‘Quickly Berthe,’ Madame Gay-Crosier, calls to me, ‘we must make sure all the shutters are closed.’ My mistress always relies on me to obey instructions promptly; she is somewhat heavy and, being middle-aged, not able to get around the hallways and corridors as nimbly as I can.
And after all, there are so many rooms.
One suite in particular I must check with urgency. It is on the second floor, the north wing, and the hotel has guests coming this afternoon, La Petite Anglaise and her husband; they will stay in the suite for their duration: two rooms which, although simple, smell of pinewood, and comprise a large bedroom, with a small reception area (why do the English always insist on calling such an area a ‘living room’!) and a vestibule off to one side with a writing desk.
Ah, the writing desk. It is an arresting and handsome piece of furniture, antique, which Madame Gay-Crosier ordered the valet, Gabriel, to bring specially from her own rooms. ‘My little bureau,’ she addressed it fondly as it was put into place. ‘Who knows what beautiful words the small Englishwoman will compose on you, no?’
La Petite Anglaise’s husband was insistent that there must be a desk.

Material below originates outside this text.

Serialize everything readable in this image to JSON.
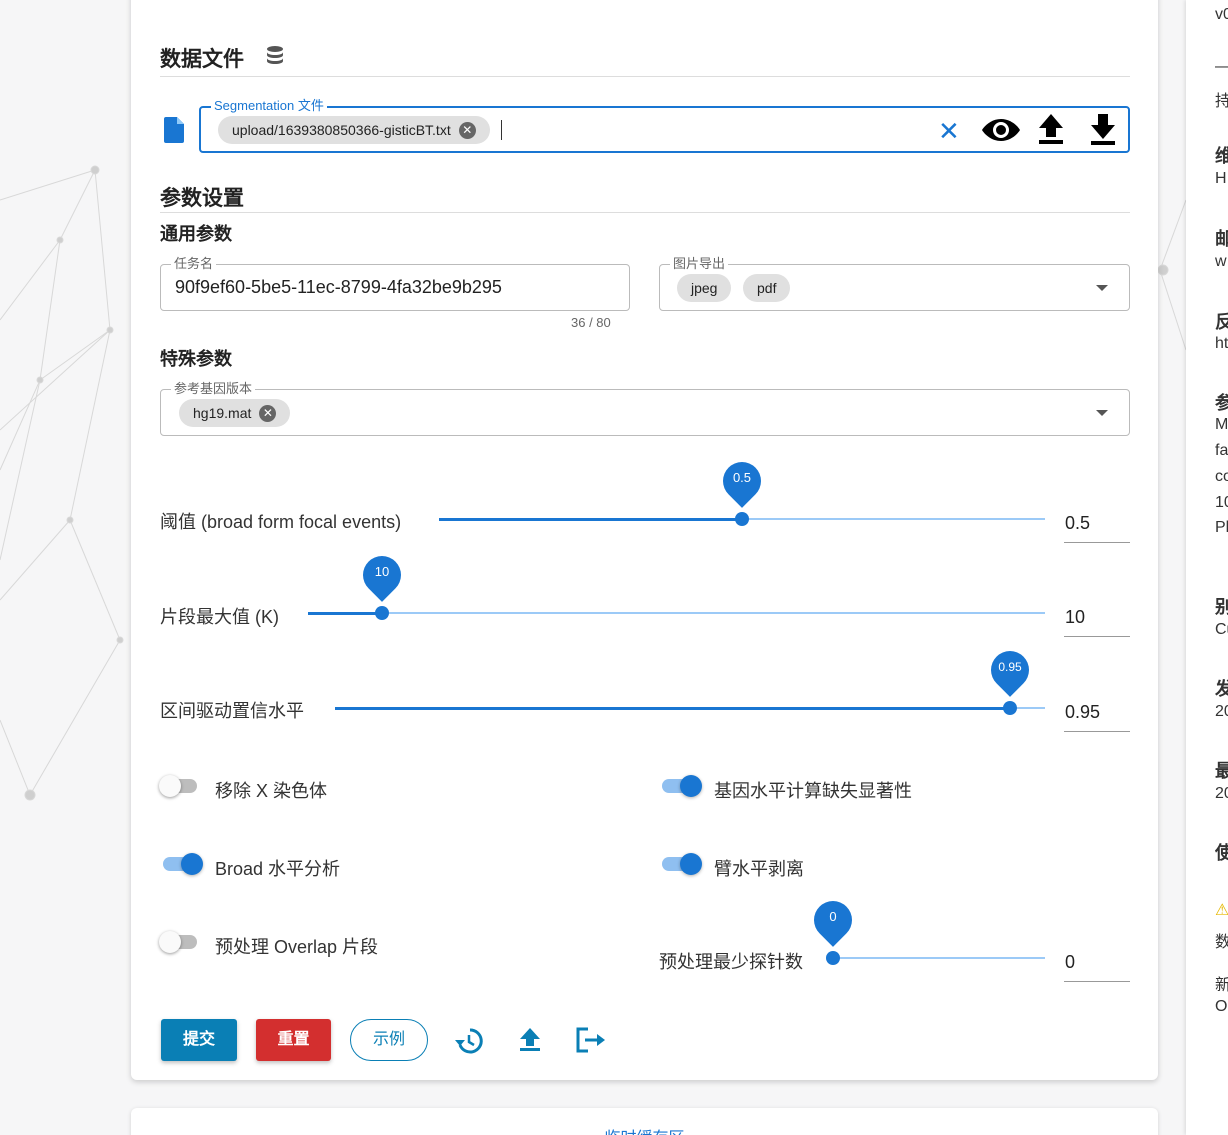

‘For my wife,’ he wrote when giving instructions, ‘if possible having a view across the mountains.’ Perhaps he was hoping that the Muse would be as beneficent to the famous writer as she was when La Petite Anglaise was in Montana last year.